Sebastian Mallaby: The cult of the expert – and how it collapsed


Will Truman

Will Truman is the Editor-in-Chief of Ordinary Times. He is also on Twitter.

Related Post Roulette

6 Responses

  1. Avatar Dark Matter says:

    “Experts” have their place, but we’ve yet to find a really good solution for the agency problem (i.e. acting on his own interests rather than mine, be it regulatory capture or personal enrichment), and so called experts can sharply disagree.

    Many of the decisions “experts” are supposed to make come down to “how should I live my life”. Should my taxes increase to pay for “X”? How much growth am I willing to sacrifice for entitlements/safety/global warming/etc? These are things best left up to the political process.

    Worse, the government is a massive tool, it’s tempting to use it to solve the problem of the moment, but it’s benefits are often overstated and it’s costs hidden.

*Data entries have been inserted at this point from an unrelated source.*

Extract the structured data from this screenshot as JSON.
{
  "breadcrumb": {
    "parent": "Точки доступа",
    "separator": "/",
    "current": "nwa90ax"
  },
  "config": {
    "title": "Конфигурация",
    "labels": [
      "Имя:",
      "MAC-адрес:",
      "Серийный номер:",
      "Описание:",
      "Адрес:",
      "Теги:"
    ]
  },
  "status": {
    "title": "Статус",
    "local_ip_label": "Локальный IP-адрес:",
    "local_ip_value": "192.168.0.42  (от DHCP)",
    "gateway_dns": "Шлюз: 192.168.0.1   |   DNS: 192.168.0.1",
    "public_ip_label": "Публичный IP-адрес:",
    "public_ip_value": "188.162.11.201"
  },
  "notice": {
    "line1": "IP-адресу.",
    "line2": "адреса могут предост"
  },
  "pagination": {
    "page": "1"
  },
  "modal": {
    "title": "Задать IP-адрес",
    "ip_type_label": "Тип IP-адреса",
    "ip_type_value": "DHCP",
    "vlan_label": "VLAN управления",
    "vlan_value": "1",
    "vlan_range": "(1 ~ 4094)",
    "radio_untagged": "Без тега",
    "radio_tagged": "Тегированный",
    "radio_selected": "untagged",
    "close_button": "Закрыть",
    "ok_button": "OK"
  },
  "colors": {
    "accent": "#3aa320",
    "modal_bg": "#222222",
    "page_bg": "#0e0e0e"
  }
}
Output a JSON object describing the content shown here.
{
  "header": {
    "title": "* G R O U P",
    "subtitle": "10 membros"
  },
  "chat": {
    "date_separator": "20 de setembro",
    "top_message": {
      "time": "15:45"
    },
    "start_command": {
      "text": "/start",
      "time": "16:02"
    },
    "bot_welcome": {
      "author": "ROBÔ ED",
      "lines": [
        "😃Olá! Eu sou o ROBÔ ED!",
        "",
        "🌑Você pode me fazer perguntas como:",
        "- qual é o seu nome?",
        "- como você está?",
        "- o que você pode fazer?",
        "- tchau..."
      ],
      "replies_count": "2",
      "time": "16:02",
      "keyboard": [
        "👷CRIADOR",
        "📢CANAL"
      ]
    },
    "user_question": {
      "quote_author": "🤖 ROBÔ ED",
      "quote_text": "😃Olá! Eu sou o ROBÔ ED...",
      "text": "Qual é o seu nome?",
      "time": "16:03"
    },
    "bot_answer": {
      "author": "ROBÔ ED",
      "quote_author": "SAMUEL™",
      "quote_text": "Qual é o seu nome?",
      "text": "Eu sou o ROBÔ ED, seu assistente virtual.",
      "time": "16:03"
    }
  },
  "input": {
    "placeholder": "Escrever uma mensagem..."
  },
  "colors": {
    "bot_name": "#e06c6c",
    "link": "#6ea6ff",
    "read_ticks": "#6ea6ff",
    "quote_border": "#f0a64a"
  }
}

Over promising and under delivering is the norm.

    Democracy is a terrible system whose saving grace is all the others are worse, “rule by experts” included.Report

  2. Avatar Kolohe says:

    And so, by the turn of the 21st century, a new elite consensus had emerged: democracy had to be managed.

    I’m less than halfway thru the full article, and probably won’t finish it, but I hope there’s better context later on than this historically ignorant statement.

    The elite consensus that democracy has to be managed was the very thing, the only thing, the dudes in Philly hammering out the US Constitution in 1787 agreed on.

    Then the next wave of this elite consensus that democracy had to be managed happened at the turn of the 20th century. Whence the Progressive Era, then FDR’s whole shebang.

    so, ‘new’ elite consensus? Nope, not new. And, really, cause Bush 43 did squeak his way into the White House, not a consensus either.

    (and his Bernanke narrative is missing some key points that alter that narrative – the main one is that there was serious pushback from both left and right when Obama re-nominated him for the Fed chair appointment. Not enough for the Senate to reject the nomination, but enough to make his confirmation vote the narrowest of any Fed chair ever, if I recall correctly)Report

    • Avatar Stillwater says:

      Don’t forget Edward Bernays!

      A snip from his book Propaganda:

      The conscious and intelligent manipulation of the organized habits and opinions of the masses is an important element in democratic society. Those who manipulate this unseen mechanism of society constitute an invisible government which is the true ruling power of our country. …We are governed, our minds are molded, our tastes formed, our ideas suggested, largely by men we have never heard of.

      Add: EB et al were doing this stuff as early as the 19-teens, precisely because elites determined that democracy had to be managed.Report

  3. Avatar Chip Daniels says:

    I keep thinking of the people of the 16-18th centuries, when the central political question was the rivalry between Catholicism and Protestantism.

    That rivalry colored every political decision in Europe, every minor skirmish and local petty feud. Although ostensibly a mere matter of theological dispute, the rivalry was actually between rival ethnic tribes, national identities, historic seats of power.

    That was what we had in the 20th century, the entire century was colored by the the epic struggle of Socialism and Capitalism, two dueling political theories that while ostensibly mere economic theories, were actually between ethnic and national rivalries, historic grievances and blood feuds.

    As hard as it would be for a 16th century Englishman to understand a world in which Catholicism and Protestantism were merely two mildly different Sunday habits, we have a hard time grasping a world in which the issue of a demand or command economy is not the essential cleaving line between world views.When Socialism fell, so did Capitalism, at least as the defining opposite pole.

    We are at ebb tide, when there is realignment and confusion, when the old lines are gone and the new ones not yet formed.Report